A crew was spraying away residual clay with a firehose, so automobile traffic was slowing down to go through the splash hazard stretching across the road.  I slowed down, signaled my turn, and made my way to the middle of the road thinking that the boy would be high enough that he would not get splashed.  He didn’t get splashed, but I took a soaking from my left shoe up to my left knee.  Rats!  Looking back, the smart thing to do would have been to go all the way to the other side before attempting to cross.  Better luck next time!

Contact Juggling Wizard

In Uncategorized on May 12, 2009 at 2:38 am

Dylan and I needed to drop off some paperwork for my part-time job today, so we took the stroller for a jaunt and had ourselves a little radventure.  Once business was taken care of we were off to Island Park.

We played on the playground, met a few parents with their toddlers in tow, and I got to juggle for a bit.  We left Fargo via the Main Avenue bridge and took notice of how far the river has dropped.  Still a way to go before it looks normal but there are a lot fewer floating trees and one can even see some of the bike paths peeking out of the water.

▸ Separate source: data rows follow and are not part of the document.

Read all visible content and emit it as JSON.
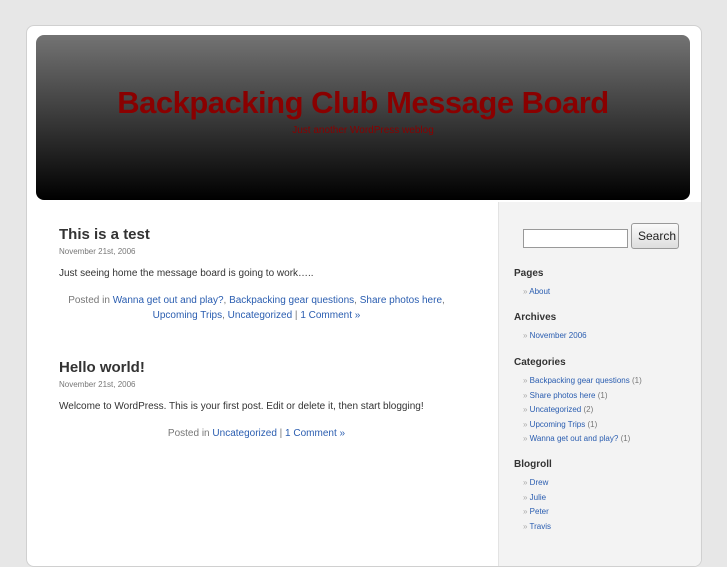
{
  "header": {
    "title": "Backpacking Club Message Board",
    "description": "Just another WordPress weblog"
  },
  "posts": [
    {
      "title": "This is a test",
      "date": "November 21st, 2006",
      "body": "Just seeing home the message board is going to work…..",
      "posted_in": "Posted in",
      "categories": [
        "Wanna get out and play?",
        "Backpacking gear questions",
        "Share photos here",
        "Upcoming Trips",
        "Uncategorized"
      ],
      "comments": "1 Comment »"
    },
    {
      "title": "Hello world!",
      "date": "November 21st, 2006",
      "body": "Welcome to WordPress. This is your first post. Edit or delete it, then start blogging!",
      "posted_in": "Posted in",
      "categories": [
        "Uncategorized"
      ],
      "comments": "1 Comment »"
    }
  ],
  "sidebar": {
    "search_button": "Search",
    "search_value": "",
    "pages": {
      "title": "Pages",
      "items": [
        "About"
      ]
    },
    "archives": {
      "title": "Archives",
      "items": [
        "November 2006"
      ]
    },
    "categories": {
      "title": "Categories",
      "items": [
        {
          "label": "Backpacking gear questions",
          "count": "(1)"
        },
        {
          "label": "Share photos here",
          "count": "(1)"
        },
        {
          "label": "Uncategorized",
          "count": "(2)"
        },
        {
          "label": "Upcoming Trips",
          "count": "(1)"
        },
        {
          "label": "Wanna get out and play?",
          "count": "(1)"
        }
      ]
    },
    "blogroll": {
      "title": "Blogroll",
      "items": [
        "Drew",
        "Julie",
        "Peter",
        "Travis"
      ]
    }
  }
}
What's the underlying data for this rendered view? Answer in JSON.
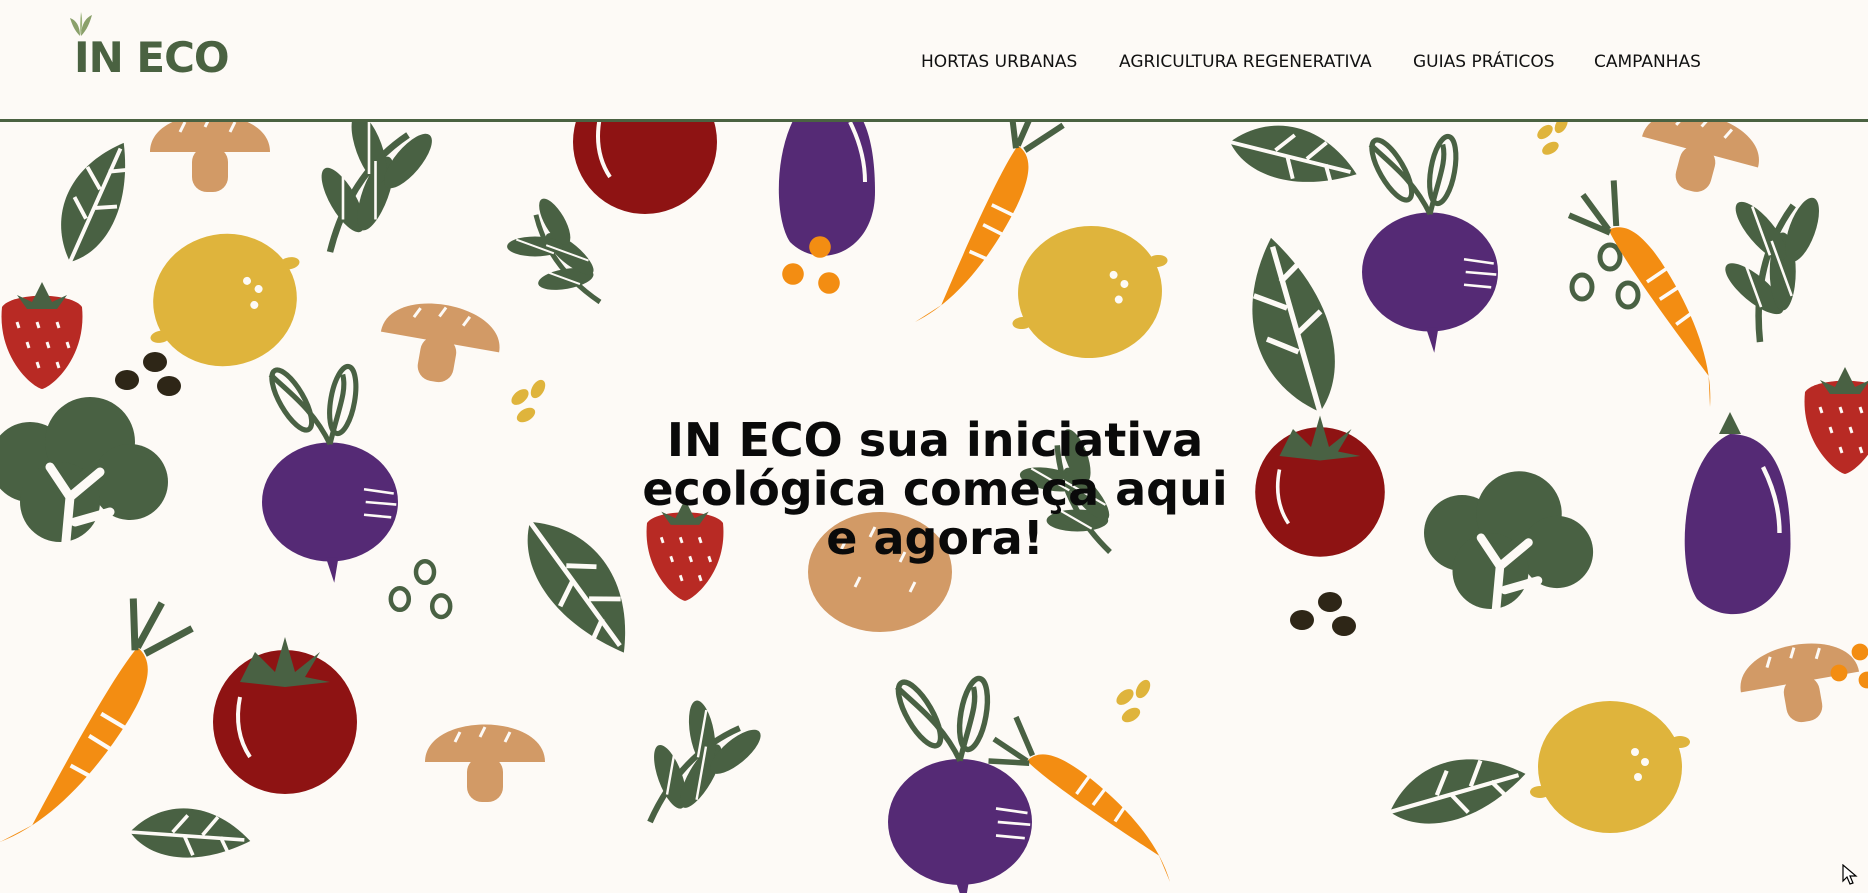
{
  "logo": {
    "text": "IN ECO",
    "icon": "leaf-sprout-icon",
    "color": "#4a6241"
  },
  "nav": {
    "items": [
      {
        "label": "HORTAS URBANAS"
      },
      {
        "label": "AGRICULTURA REGENERATIVA"
      },
      {
        "label": "GUIAS PRÁTICOS"
      },
      {
        "label": "CAMPANHAS"
      }
    ]
  },
  "hero": {
    "headline_lines": [
      "IN ECO sua iniciativa",
      "ecológica começa aqui",
      "e agora!"
    ],
    "background": "vegetable-pattern-illustration"
  },
  "colors": {
    "background": "#fdfaf6",
    "accent_green": "#4a6241",
    "carrot": "#f38d12",
    "beet": "#552a75",
    "tomato": "#8e1313",
    "lemon": "#dfb43c",
    "potato": "#d29a66"
  }
}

I wanted to run all the way home in hopes of using our neighbor’s rented rototiller (we missed it btw), but there were a few busloads of kids playing at Davy Park so Dylan insisted on “more slides”.  The kids were from Pelican Rapids and were having a blast in the big city while their handlers relaxed in the sun.  Dylan wanted his snack so I took out my 4″ acrylic while he ate and started doing some moves.  Before long I had attracted the attention of the curious youngsters and a big semicircle formed!

It was a lot of fun to perform for these kids so I gave them a show and a bit of banter in between answering their many questions.  “What is it made out of?”, “Is it hard to do that?”  and “How long have you been doing that?” are the kinds of questions I love.  Luckily no one thought to ask “Why do you do that?”, which is much more difficult to answer.  As we left I heard some kids calling “Bye cool dude!”  and “Thank you!”.  *smiles*

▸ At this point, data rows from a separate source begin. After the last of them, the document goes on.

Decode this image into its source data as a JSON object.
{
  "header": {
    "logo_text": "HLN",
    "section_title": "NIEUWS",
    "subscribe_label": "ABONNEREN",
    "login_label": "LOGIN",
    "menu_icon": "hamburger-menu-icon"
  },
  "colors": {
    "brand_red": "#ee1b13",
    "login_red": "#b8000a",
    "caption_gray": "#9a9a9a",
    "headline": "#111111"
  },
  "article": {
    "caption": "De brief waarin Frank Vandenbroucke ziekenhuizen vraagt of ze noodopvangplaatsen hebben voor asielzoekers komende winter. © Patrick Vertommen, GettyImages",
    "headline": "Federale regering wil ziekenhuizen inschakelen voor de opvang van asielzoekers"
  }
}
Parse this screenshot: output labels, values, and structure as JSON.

Absconding With The Toddler

In Uncategorized on May 9, 2009 at 1:16 am

Jogging and slogging

The time has come to break free from the sheltering wings of the High Plains Reader.  Ok, so they probably won’t even notice that I’m gone.  At all rates, the domain will soon be pointing to this wordpress blog and I’m not sure if I will feel the need to simulpost on the Wellness blogs at  It was kind of an awkward piggybacking arrangement, but I will miss the hipster cachet associated with the one and only alternative press of the Red River Valley.  Or is it the alternative press of Fargo and Grand Forks?  The editorial focus is decidedly North Dakotan, which is fine, but I long for the cultured refinement of the Minnesota side of the valley, with our towns named after women like Ada, and the things that they are like Fertile, and the things that they do like Climax.